Samsung suspended business with a Chinese parts supplier after a report showed it was employing child workers on assembly lines last month, according to Reuters. However, China Labor Watch reported that it found at least five child workers without contracts at Dongguan Shinyang Electronics, which makes phone covers.

After further investigation, Samsung told Reuters the child workers were not hired by Dongguan Shinyang Electronics directly, but by a subcontractor, who hired them through a labor agency. 

Samsung has a zero-tolerance policy against child workers and illegal working conditions. But after its investigation, Samsung resumed business with Dongguan Shinyang Electronics, at 70 percent of its former order volume. In other words, child labor will only cost you 30 percent of your business with Samsung. The company defended the reduction to Reuters:

"Samsung has decided to still take measures against Dongguan Shinyang to hold the supplier responsible for failing to monitor its subcontractors, in accordance with Samsung's zero tolerance policy on child labour. Samsung will continue to further strengthen its monitoring process of its suppliers to prevent such a case from recurring."

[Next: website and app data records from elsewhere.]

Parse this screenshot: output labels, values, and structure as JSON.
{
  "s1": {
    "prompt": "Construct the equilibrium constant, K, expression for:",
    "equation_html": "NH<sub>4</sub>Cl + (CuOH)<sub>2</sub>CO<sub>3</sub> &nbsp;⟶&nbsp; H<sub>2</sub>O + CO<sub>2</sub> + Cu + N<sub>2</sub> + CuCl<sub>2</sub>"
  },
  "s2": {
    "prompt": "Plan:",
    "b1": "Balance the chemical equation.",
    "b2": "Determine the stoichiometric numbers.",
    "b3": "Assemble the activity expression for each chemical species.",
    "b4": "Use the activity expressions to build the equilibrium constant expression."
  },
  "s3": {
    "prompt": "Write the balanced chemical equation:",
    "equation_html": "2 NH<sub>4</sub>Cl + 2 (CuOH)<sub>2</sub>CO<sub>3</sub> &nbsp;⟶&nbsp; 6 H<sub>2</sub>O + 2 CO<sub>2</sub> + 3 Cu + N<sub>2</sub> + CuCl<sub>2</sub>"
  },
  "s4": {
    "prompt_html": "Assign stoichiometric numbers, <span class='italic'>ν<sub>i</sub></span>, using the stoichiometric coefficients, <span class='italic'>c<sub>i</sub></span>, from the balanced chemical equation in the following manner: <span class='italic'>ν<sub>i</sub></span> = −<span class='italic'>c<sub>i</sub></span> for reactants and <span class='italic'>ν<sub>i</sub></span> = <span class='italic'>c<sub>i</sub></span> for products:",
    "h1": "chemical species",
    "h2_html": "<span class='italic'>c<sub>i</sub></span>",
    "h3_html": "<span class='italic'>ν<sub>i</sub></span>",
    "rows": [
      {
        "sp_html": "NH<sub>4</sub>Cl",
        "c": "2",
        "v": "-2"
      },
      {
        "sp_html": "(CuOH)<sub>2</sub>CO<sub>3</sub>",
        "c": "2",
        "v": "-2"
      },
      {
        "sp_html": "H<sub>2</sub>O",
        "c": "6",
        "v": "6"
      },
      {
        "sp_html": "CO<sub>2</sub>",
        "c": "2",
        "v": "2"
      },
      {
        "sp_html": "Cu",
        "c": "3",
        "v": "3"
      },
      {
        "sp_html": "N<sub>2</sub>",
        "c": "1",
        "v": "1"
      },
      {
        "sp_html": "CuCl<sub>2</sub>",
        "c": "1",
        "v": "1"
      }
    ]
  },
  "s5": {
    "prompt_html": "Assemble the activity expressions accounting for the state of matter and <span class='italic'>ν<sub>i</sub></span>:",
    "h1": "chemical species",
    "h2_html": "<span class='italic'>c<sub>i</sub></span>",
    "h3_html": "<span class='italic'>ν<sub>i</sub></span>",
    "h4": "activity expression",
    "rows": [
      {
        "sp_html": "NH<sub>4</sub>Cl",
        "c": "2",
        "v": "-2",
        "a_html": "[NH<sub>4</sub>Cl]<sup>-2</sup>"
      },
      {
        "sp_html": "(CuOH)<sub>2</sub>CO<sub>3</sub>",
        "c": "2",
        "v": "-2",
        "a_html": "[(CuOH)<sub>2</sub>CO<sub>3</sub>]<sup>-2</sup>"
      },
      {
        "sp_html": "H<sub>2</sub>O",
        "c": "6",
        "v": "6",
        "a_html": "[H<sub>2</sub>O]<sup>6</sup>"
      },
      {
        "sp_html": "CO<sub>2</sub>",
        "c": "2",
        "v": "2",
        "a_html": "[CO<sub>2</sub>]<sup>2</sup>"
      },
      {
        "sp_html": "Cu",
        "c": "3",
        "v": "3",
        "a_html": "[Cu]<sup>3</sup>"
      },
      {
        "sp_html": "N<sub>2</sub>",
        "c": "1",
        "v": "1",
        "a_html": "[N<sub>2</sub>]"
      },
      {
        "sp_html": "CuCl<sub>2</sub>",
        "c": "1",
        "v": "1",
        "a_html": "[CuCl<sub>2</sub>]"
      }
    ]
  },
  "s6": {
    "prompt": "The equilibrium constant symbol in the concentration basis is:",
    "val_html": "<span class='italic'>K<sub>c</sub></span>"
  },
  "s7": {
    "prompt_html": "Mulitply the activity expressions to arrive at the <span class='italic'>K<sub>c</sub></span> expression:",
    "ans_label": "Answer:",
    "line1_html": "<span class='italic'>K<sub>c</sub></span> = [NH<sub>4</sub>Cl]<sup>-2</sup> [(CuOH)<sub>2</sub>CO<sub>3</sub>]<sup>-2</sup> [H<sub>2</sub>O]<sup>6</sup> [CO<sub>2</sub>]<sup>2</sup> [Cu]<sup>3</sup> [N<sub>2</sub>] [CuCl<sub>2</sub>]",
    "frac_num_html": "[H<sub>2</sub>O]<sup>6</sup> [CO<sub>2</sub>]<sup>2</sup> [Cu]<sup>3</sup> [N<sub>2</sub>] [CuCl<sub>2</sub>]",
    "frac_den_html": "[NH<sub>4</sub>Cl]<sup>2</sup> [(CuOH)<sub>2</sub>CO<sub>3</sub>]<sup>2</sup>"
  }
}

This isn't Samsung's first time using child workers: China Labor Watch said it found seven children under 16 working on Samsung products in a Chinese supplier's factory in 2012.

H/T The Verge | Photo via Kārlis Dambrāns/Flickr (CC BY 2.0)